Task:
Start to finish, print the entries exactly, and carry none of the pictures over.

○ ○ ○

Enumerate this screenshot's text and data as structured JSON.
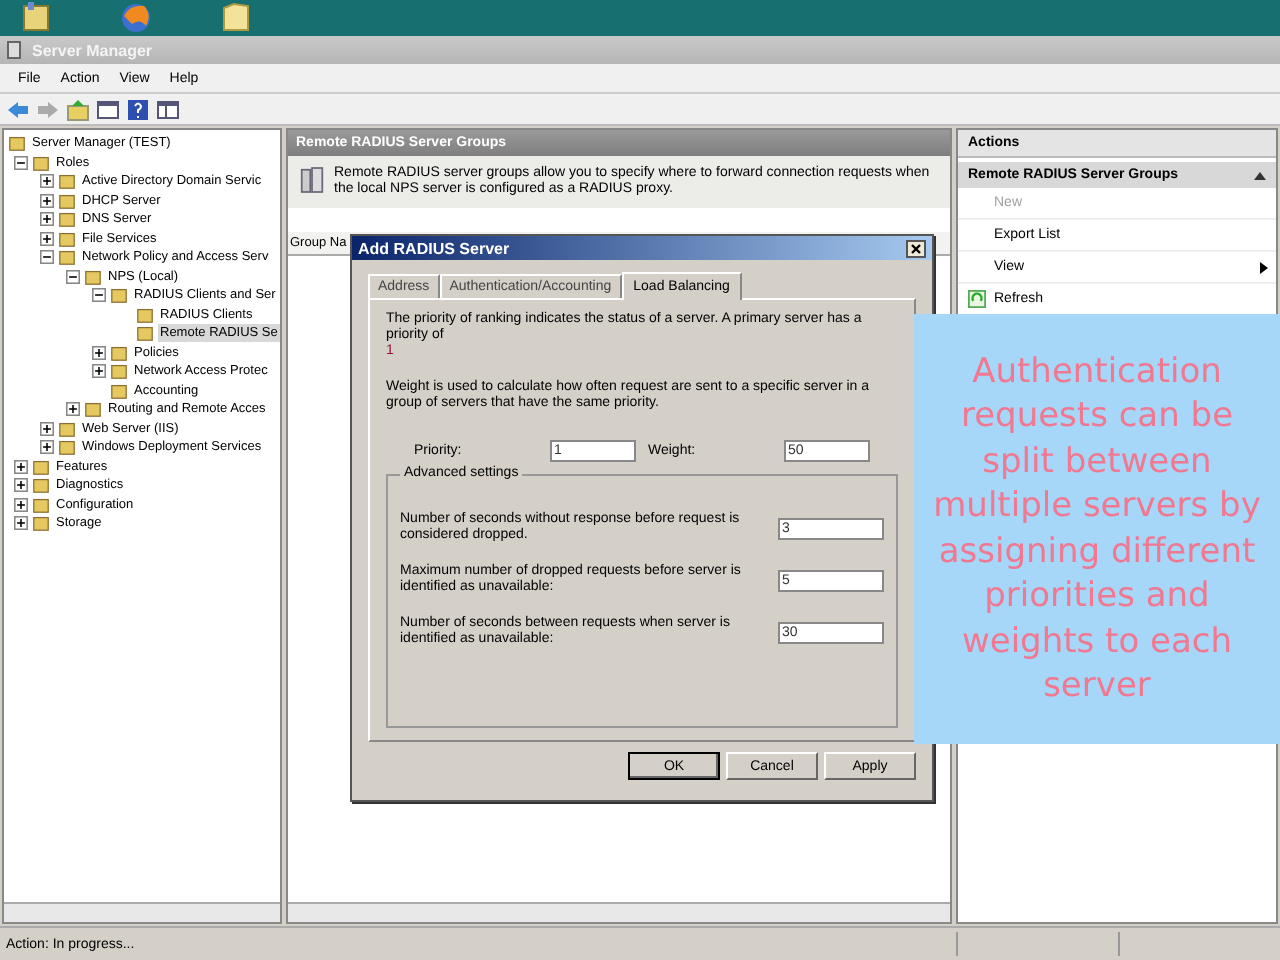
{
  "window": {
    "title": "Server Manager"
  },
  "menu": [
    "File",
    "Action",
    "View",
    "Help"
  ],
  "tree": [
    {
      "label": "Server Manager (TEST)",
      "kind": "root",
      "selected": false,
      "children": [
        {
          "label": "Roles",
          "kind": "branch",
          "expanded": true,
          "selected": false,
          "children": [
            {
              "label": "Active Directory Domain Servic",
              "kind": "branch",
              "expanded": false,
              "selected": false
            },
            {
              "label": "DHCP Server",
              "kind": "branch",
              "expanded": false,
              "selected": false
            },
            {
              "label": "DNS Server",
              "kind": "branch",
              "expanded": false,
              "selected": false
            },
            {
              "label": "File Services",
              "kind": "branch",
              "expanded": false,
              "selected": false
            },
            {
              "label": "Network Policy and Access Serv",
              "kind": "branch",
              "expanded": true,
              "selected": false,
              "children": [
                {
                  "label": "NPS (Local)",
                  "kind": "branch",
                  "expanded": true,
                  "selected": false,
                  "children": [
                    {
                      "label": "RADIUS Clients and Ser",
                      "kind": "branch",
                      "expanded": true,
                      "selected": false,
                      "children": [
                        {
                          "label": "RADIUS Clients",
                          "kind": "leaf",
                          "selected": false
                        },
                        {
                          "label": "Remote RADIUS Se",
                          "kind": "leaf",
                          "selected": true
                        }
                      ]
                    },
                    {
                      "label": "Policies",
                      "kind": "branch",
                      "expanded": false,
                      "selected": false
                    },
                    {
                      "label": "Network Access Protec",
                      "kind": "branch",
                      "expanded": false,
                      "selected": false
                    },
                    {
                      "label": "Accounting",
                      "kind": "leaf",
                      "selected": false
                    }
                  ]
                },
                {
                  "label": "Routing and Remote Acces",
                  "kind": "branch",
                  "expanded": false,
                  "selected": false
                }
              ]
            },
            {
              "label": "Web Server (IIS)",
              "kind": "branch",
              "expanded": false,
              "selected": false
            },
            {
              "label": "Windows Deployment Services",
              "kind": "branch",
              "expanded": false,
              "selected": false
            }
          ]
        },
        {
          "label": "Features",
          "kind": "branch",
          "expanded": false,
          "selected": false
        },
        {
          "label": "Diagnostics",
          "kind": "branch",
          "expanded": false,
          "selected": false
        },
        {
          "label": "Configuration",
          "kind": "branch",
          "expanded": false,
          "selected": false
        },
        {
          "label": "Storage",
          "kind": "branch",
          "expanded": false,
          "selected": false
        }
      ]
    }
  ],
  "content": {
    "header": "Remote RADIUS Server Groups",
    "description": "Remote RADIUS server groups allow you to specify where to forward connection requests when the local NPS server is configured as a RADIUS proxy.",
    "columns": [
      "Group Na"
    ]
  },
  "actions": {
    "title": "Actions",
    "section": "Remote RADIUS Server Groups",
    "items": [
      {
        "label": "New",
        "kind": "plain",
        "disabled": true
      },
      {
        "label": "Export List",
        "kind": "plain",
        "disabled": false
      },
      {
        "label": "View",
        "kind": "submenu",
        "disabled": false
      },
      {
        "label": "Refresh",
        "kind": "refresh",
        "disabled": false
      }
    ]
  },
  "dialog": {
    "title": "Add RADIUS Server",
    "tabs": [
      {
        "label": "Address",
        "selected": false
      },
      {
        "label": "Authentication/Accounting",
        "selected": false
      },
      {
        "label": "Load Balancing",
        "selected": true
      }
    ],
    "intro": "The priority of ranking indicates the status of a server. A primary server has a priority of",
    "intro_value": "1",
    "weight_note": "Weight is used to calculate how often request are sent to a specific server in a group of servers that have the same priority.",
    "priority": {
      "label": "Priority:",
      "value": "1"
    },
    "weight": {
      "label": "Weight:",
      "value": "50"
    },
    "group_title": "Advanced settings",
    "settings": [
      {
        "label": "Number of seconds without response before request is considered dropped.",
        "value": "3"
      },
      {
        "label": "Maximum number of dropped requests before server is identified as unavailable:",
        "value": "5"
      },
      {
        "label": "Number of seconds between requests when server is identified as unavailable:",
        "value": "30"
      }
    ],
    "buttons": [
      {
        "label": "OK",
        "default": true
      },
      {
        "label": "Cancel",
        "default": false
      },
      {
        "label": "Apply",
        "default": false
      }
    ]
  },
  "callout": "Authentication requests can be split between multiple servers by assigning different priorities and weights to each server",
  "status_bar": "Action:  In progress..."
}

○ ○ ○

Reply:
Enumerate this screenshot's text and data as structured JSON.
{
  "window": {
    "title": "Server Manager"
  },
  "menu": [
    "File",
    "Action",
    "View",
    "Help"
  ],
  "tree": [
    {
      "label": "Server Manager (TEST)",
      "kind": "root",
      "selected": false,
      "children": [
        {
          "label": "Roles",
          "kind": "branch",
          "expanded": true,
          "selected": false,
          "children": [
            {
              "label": "Active Directory Domain Servic",
              "kind": "branch",
              "expanded": false,
              "selected": false
            },
            {
              "label": "DHCP Server",
              "kind": "branch",
              "expanded": false,
              "selected": false
            },
            {
              "label": "DNS Server",
              "kind": "branch",
              "expanded": false,
              "selected": false
            },
            {
              "label": "File Services",
              "kind": "branch",
              "expanded": false,
              "selected": false
            },
            {
              "label": "Network Policy and Access Serv",
              "kind": "branch",
              "expanded": true,
              "selected": false,
              "children": [
                {
                  "label": "NPS (Local)",
                  "kind": "branch",
                  "expanded": true,
                  "selected": false,
                  "children": [
                    {
                      "label": "RADIUS Clients and Ser",
                      "kind": "branch",
                      "expanded": true,
                      "selected": false,
                      "children": [
                        {
                          "label": "RADIUS Clients",
                          "kind": "leaf",
                          "selected": false
                        },
                        {
                          "label": "Remote RADIUS Se",
                          "kind": "leaf",
                          "selected": true
                        }
                      ]
                    },
                    {
                      "label": "Policies",
                      "kind": "branch",
                      "expanded": false,
                      "selected": false
                    },
                    {
                      "label": "Network Access Protec",
                      "kind": "branch",
                      "expanded": false,
                      "selected": false
                    },
                    {
                      "label": "Accounting",
                      "kind": "leaf",
                      "selected": false
                    }
                  ]
                },
                {
                  "label": "Routing and Remote Acces",
                  "kind": "branch",
                  "expanded": false,
                  "selected": false
                }
              ]
            },
            {
              "label": "Web Server (IIS)",
              "kind": "branch",
              "expanded": false,
              "selected": false
            },
            {
              "label": "Windows Deployment Services",
              "kind": "branch",
              "expanded": false,
              "selected": false
            }
          ]
        },
        {
          "label": "Features",
          "kind": "branch",
          "expanded": false,
          "selected": false
        },
        {
          "label": "Diagnostics",
          "kind": "branch",
          "expanded": false,
          "selected": false
        },
        {
          "label": "Configuration",
          "kind": "branch",
          "expanded": false,
          "selected": false
        },
        {
          "label": "Storage",
          "kind": "branch",
          "expanded": false,
          "selected": false
        }
      ]
    }
  ],
  "content": {
    "header": "Remote RADIUS Server Groups",
    "description": "Remote RADIUS server groups allow you to specify where to forward connection requests when the local NPS server is configured as a RADIUS proxy.",
    "columns": [
      "Group Na"
    ]
  },
  "actions": {
    "title": "Actions",
    "section": "Remote RADIUS Server Groups",
    "items": [
      {
        "label": "New",
        "kind": "plain",
        "disabled": true
      },
      {
        "label": "Export List",
        "kind": "plain",
        "disabled": false
      },
      {
        "label": "View",
        "kind": "submenu",
        "disabled": false
      },
      {
        "label": "Refresh",
        "kind": "refresh",
        "disabled": false
      }
    ]
  },
  "dialog": {
    "title": "Add RADIUS Server",
    "tabs": [
      {
        "label": "Address",
        "selected": false
      },
      {
        "label": "Authentication/Accounting",
        "selected": false
      },
      {
        "label": "Load Balancing",
        "selected": true
      }
    ],
    "intro": "The priority of ranking indicates the status of a server. A primary server has a priority of",
    "intro_value": "1",
    "weight_note": "Weight is used to calculate how often request are sent to a specific server in a group of servers that have the same priority.",
    "priority": {
      "label": "Priority:",
      "value": "1"
    },
    "weight": {
      "label": "Weight:",
      "value": "50"
    },
    "group_title": "Advanced settings",
    "settings": [
      {
        "label": "Number of seconds without response before request is considered dropped.",
        "value": "3"
      },
      {
        "label": "Maximum number of dropped requests before server is identified as unavailable:",
        "value": "5"
      },
      {
        "label": "Number of seconds between requests when server is identified as unavailable:",
        "value": "30"
      }
    ],
    "buttons": [
      {
        "label": "OK",
        "default": true
      },
      {
        "label": "Cancel",
        "default": false
      },
      {
        "label": "Apply",
        "default": false
      }
    ]
  },
  "callout": "Authentication requests can be split between multiple servers by assigning different priorities and weights to each server",
  "status_bar": "Action:  In progress..."
}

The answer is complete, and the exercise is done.